Indeed, we must not forget family court is the place for couples with high conflict and abuse. The overwhelming majority (up to 90%) of couples create their own parenting plans. Those that cannot, go to family court.
Judges, though, have been known to downplay even well-documented cases of abuse and to give more weight to parental alienation than to abuse allegations. In the case of Jennifer Collins, for example, the judge told her mother to “get over” the abuse as at least two years had passed, according to Collins’ Web site. The judge reversed the custody decision because her mom’s fear was “interfering in his relationship with us.” Jennifer’s mother Holly took her two children and fled to the Netherlands, where they were granted asylum. (See also the Courageous Kids Network of children who were court-ordered into relationships with abusive parents.)
58,000 children a year go into sole or joint custody arrangements or unsupervised visitation with physically or sexually abusive parents, according to an estimate by the Leadership Council on Child Abuse and Interpersonal Violence. That’s over 1,000 children a week the courts place in harm’s way.
Giving custody to the supposedly alienated parent is one way to “solve” the problem of parental alienation. Jailing the mother is another.

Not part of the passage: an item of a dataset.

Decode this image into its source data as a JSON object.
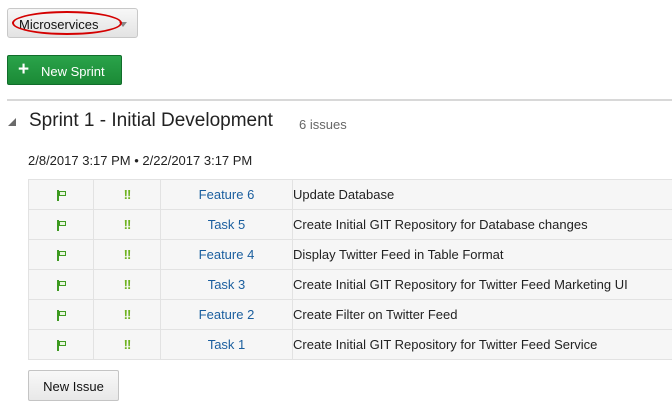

Tiffany Barney and Joyce Murphy are two women who’ve been jailed; their cases were covered in the media. Both alleged child sexual abuse and neither were believed. Barney fought for five years, at times losing custody or having limited supervised visitation. Murphy was called “toxic” to her daughter and deemed the cause of the child fearing her father. She fled with her daughter. When found, she was jailed for felony abduction and later granted limited visitation. It wasn’t until three more girls came forward with molestation charges that her ex was finally the one jailed.
A few other cases making headlines include: Court Punishes Woman in Alienation Case; WI: Judge Jails Mother over Daughter’s Refusal to Visit Father and Judge Dismisses Abuse Allegations.
To sum it up, any behavior that does not promote access to children can be classified as parental alienation and punished with jail time or limits on/loss of custody. With this threat, parents are less likely to report abuse and more likely to share custody with an abuser.
It should also be noted that when violent partners make good on their threats to take the kids away, it’s referred to as domestic violence by proxy -a continuation of domestic violence – rather than PA or PAS. Some battered women who’ve lost custody use PA or PAS to describe their particular situation. This both minimizes the nature and scope of abuse women face and promotes the use of a dangerous weapon (PA/PAS) that can be used against them in court.
I wouldn’t hand an angry man a agun, nor would I readily hand over a legal strategy to potential pedophiles, abusers or killers. Yet that is exactly what PA/PAS is doing.
For more information, visit:
The Leadership Council on Child Abuse and Interpersonal Violence
Stop Family Violence Center for Judicial Excellence
We are very excited to be able to confirm that single father’s charity, DadsHouse, will be featured on London Tonight, for their programme “Kids Without Dads”, which airs tonight at 7.30pm on ITV.
The programme will focus on single fathers, children who do not get to see their fathers and what the lack of male role models means to children and society as a whole.
The subject matter is of course an important one; Billy McGranaghan, the founder of DadsHouse will be talking about his work and how he came to be doing it. As a leader in their field, DadsHouse is certainly well placed to offer a current perspective on what’s happening to single fathers today.
A must watch, not just because Billy makes for brilliant viewing…..